Try it
All of the data that follows should be output again without any alteration.

[Opening Data for review section]

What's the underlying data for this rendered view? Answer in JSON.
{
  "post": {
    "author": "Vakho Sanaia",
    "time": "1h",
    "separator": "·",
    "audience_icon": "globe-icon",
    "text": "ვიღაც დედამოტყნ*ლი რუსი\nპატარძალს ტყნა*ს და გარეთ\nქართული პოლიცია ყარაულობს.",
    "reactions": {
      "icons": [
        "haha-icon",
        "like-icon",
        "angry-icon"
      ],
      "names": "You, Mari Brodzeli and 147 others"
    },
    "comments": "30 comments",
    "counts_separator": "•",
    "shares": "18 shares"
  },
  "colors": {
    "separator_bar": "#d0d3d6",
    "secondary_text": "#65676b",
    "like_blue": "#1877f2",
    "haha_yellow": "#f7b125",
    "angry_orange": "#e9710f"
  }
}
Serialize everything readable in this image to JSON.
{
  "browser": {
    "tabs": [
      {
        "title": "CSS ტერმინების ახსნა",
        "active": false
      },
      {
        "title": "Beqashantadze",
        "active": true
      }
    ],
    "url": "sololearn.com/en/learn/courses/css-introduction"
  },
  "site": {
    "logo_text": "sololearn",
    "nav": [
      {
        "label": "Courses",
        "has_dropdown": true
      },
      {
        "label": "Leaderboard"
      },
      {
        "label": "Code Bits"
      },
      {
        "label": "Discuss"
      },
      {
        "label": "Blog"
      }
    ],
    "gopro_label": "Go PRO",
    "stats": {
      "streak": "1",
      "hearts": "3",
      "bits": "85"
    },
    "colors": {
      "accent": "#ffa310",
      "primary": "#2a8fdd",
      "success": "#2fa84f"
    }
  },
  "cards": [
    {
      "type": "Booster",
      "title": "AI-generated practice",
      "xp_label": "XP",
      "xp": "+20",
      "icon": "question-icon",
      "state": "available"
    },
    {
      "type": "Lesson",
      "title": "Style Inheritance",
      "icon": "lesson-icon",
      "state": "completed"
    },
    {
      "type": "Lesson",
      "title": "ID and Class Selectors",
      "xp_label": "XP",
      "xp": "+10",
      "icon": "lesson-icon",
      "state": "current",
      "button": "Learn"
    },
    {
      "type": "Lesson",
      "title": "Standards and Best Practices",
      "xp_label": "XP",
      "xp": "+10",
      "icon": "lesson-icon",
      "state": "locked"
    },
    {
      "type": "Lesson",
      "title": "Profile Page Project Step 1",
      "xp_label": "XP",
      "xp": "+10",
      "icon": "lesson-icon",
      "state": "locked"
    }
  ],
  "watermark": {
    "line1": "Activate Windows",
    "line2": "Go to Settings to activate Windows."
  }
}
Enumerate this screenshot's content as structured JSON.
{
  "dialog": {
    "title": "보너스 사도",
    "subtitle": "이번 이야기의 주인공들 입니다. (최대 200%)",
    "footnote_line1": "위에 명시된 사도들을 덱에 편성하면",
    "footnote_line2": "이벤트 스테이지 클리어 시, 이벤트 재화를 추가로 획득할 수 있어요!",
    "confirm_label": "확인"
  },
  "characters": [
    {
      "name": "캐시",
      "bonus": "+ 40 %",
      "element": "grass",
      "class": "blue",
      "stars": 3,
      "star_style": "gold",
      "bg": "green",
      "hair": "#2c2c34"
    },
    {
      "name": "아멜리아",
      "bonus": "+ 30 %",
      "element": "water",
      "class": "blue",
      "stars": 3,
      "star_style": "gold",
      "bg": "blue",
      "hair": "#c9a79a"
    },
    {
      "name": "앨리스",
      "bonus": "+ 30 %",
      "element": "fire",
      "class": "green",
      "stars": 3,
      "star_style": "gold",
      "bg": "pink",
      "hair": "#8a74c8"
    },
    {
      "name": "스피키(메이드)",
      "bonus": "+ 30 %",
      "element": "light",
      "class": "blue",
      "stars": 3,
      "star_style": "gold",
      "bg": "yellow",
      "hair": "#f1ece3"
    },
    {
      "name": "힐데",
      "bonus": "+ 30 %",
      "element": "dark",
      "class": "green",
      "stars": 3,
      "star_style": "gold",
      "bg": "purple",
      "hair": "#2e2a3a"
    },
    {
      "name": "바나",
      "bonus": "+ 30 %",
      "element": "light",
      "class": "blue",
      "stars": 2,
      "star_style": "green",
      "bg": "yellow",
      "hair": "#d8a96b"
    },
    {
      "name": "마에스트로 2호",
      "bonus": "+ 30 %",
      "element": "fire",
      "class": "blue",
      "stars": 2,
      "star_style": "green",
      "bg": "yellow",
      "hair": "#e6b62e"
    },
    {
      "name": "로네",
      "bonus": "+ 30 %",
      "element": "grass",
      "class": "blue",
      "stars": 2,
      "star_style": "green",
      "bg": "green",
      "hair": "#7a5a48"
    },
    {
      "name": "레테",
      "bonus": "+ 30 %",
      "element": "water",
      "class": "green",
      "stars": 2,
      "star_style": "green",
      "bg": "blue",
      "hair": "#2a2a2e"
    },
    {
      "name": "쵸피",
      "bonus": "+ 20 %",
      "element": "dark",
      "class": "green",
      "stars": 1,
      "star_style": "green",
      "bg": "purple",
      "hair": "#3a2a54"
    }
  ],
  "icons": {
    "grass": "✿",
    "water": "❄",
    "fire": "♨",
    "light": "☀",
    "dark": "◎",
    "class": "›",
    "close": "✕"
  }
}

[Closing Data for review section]

Exercise output
What's the underlying data for this rendered view? Answer in JSON.
{
  "post": {
    "author": "Vakho Sanaia",
    "time": "1h",
    "separator": "·",
    "audience_icon": "globe-icon",
    "text": "ვიღაც დედამოტყნ*ლი რუსი\nპატარძალს ტყნა*ს და გარეთ\nქართული პოლიცია ყარაულობს.",
    "reactions": {
      "icons": [
        "haha-icon",
        "like-icon",
        "angry-icon"
      ],
      "names": "You, Mari Brodzeli and 147 others"
    },
    "comments": "30 comments",
    "counts_separator": "•",
    "shares": "18 shares"
  },
  "colors": {
    "separator_bar": "#d0d3d6",
    "secondary_text": "#65676b",
    "like_blue": "#1877f2",
    "haha_yellow": "#f7b125",
    "angry_orange": "#e9710f"
  }
}
Serialize everything readable in this image to JSON.
{
  "browser": {
    "tabs": [
      {
        "title": "CSS ტერმინების ახსნა",
        "active": false
      },
      {
        "title": "Beqashantadze",
        "active": true
      }
    ],
    "url": "sololearn.com/en/learn/courses/css-introduction"
  },
  "site": {
    "logo_text": "sololearn",
    "nav": [
      {
        "label": "Courses",
        "has_dropdown": true
      },
      {
        "label": "Leaderboard"
      },
      {
        "label": "Code Bits"
      },
      {
        "label": "Discuss"
      },
      {
        "label": "Blog"
      }
    ],
    "gopro_label": "Go PRO",
    "stats": {
      "streak": "1",
      "hearts": "3",
      "bits": "85"
    },
    "colors": {
      "accent": "#ffa310",
      "primary": "#2a8fdd",
      "success": "#2fa84f"
    }
  },
  "cards": [
    {
      "type": "Booster",
      "title": "AI-generated practice",
      "xp_label": "XP",
      "xp": "+20",
      "icon": "question-icon",
      "state": "available"
    },
    {
      "type": "Lesson",
      "title": "Style Inheritance",
      "icon": "lesson-icon",
      "state": "completed"
    },
    {
      "type": "Lesson",
      "title": "ID and Class Selectors",
      "xp_label": "XP",
      "xp": "+10",
      "icon": "lesson-icon",
      "state": "current",
      "button": "Learn"
    },
    {
      "type": "Lesson",
      "title": "Standards and Best Practices",
      "xp_label": "XP",
      "xp": "+10",
      "icon": "lesson-icon",
      "state": "locked"
    },
    {
      "type": "Lesson",
      "title": "Profile Page Project Step 1",
      "xp_label": "XP",
      "xp": "+10",
      "icon": "lesson-icon",
      "state": "locked"
    }
  ],
  "watermark": {
    "line1": "Activate Windows",
    "line2": "Go to Settings to activate Windows."
  }
}
Enumerate this screenshot's content as structured JSON.
{
  "dialog": {
    "title": "보너스 사도",
    "subtitle": "이번 이야기의 주인공들 입니다. (최대 200%)",
    "footnote_line1": "위에 명시된 사도들을 덱에 편성하면",
    "footnote_line2": "이벤트 스테이지 클리어 시, 이벤트 재화를 추가로 획득할 수 있어요!",
    "confirm_label": "확인"
  },
  "characters": [
    {
      "name": "캐시",
      "bonus": "+ 40 %",
      "element": "grass",
      "class": "blue",
      "stars": 3,
      "star_style": "gold",
      "bg": "green",
      "hair": "#2c2c34"
    },
    {
      "name": "아멜리아",
      "bonus": "+ 30 %",
      "element": "water",
      "class": "blue",
      "stars": 3,
      "star_style": "gold",
      "bg": "blue",
      "hair": "#c9a79a"
    },
    {
      "name": "앨리스",
      "bonus": "+ 30 %",
      "element": "fire",
      "class": "green",
      "stars": 3,
      "star_style": "gold",
      "bg": "pink",
      "hair": "#8a74c8"
    },
    {
      "name": "스피키(메이드)",
      "bonus": "+ 30 %",
      "element": "light",
      "class": "blue",
      "stars": 3,
      "star_style": "gold",
      "bg": "yellow",
      "hair": "#f1ece3"
    },
    {
      "name": "힐데",
      "bonus": "+ 30 %",
      "element": "dark",
      "class": "green",
      "stars": 3,
      "star_style": "gold",
      "bg": "purple",
      "hair": "#2e2a3a"
    },
    {
      "name": "바나",
      "bonus": "+ 30 %",
      "element": "light",
      "class": "blue",
      "stars": 2,
      "star_style": "green",
      "bg": "yellow",
      "hair": "#d8a96b"
    },
    {
      "name": "마에스트로 2호",
      "bonus": "+ 30 %",
      "element": "fire",
      "class": "blue",
      "stars": 2,
      "star_style": "green",
      "bg": "yellow",
      "hair": "#e6b62e"
    },
    {
      "name": "로네",
      "bonus": "+ 30 %",
      "element": "grass",
      "class": "blue",
      "stars": 2,
      "star_style": "green",
      "bg": "green",
      "hair": "#7a5a48"
    },
    {
      "name": "레테",
      "bonus": "+ 30 %",
      "element": "water",
      "class": "green",
      "stars": 2,
      "star_style": "green",
      "bg": "blue",
      "hair": "#2a2a2e"
    },
    {
      "name": "쵸피",
      "bonus": "+ 20 %",
      "element": "dark",
      "class": "green",
      "stars": 1,
      "star_style": "green",
      "bg": "purple",
      "hair": "#3a2a54"
    }
  ],
  "icons": {
    "grass": "✿",
    "water": "❄",
    "fire": "♨",
    "light": "☀",
    "dark": "◎",
    "class": "›",
    "close": "✕"
  }
}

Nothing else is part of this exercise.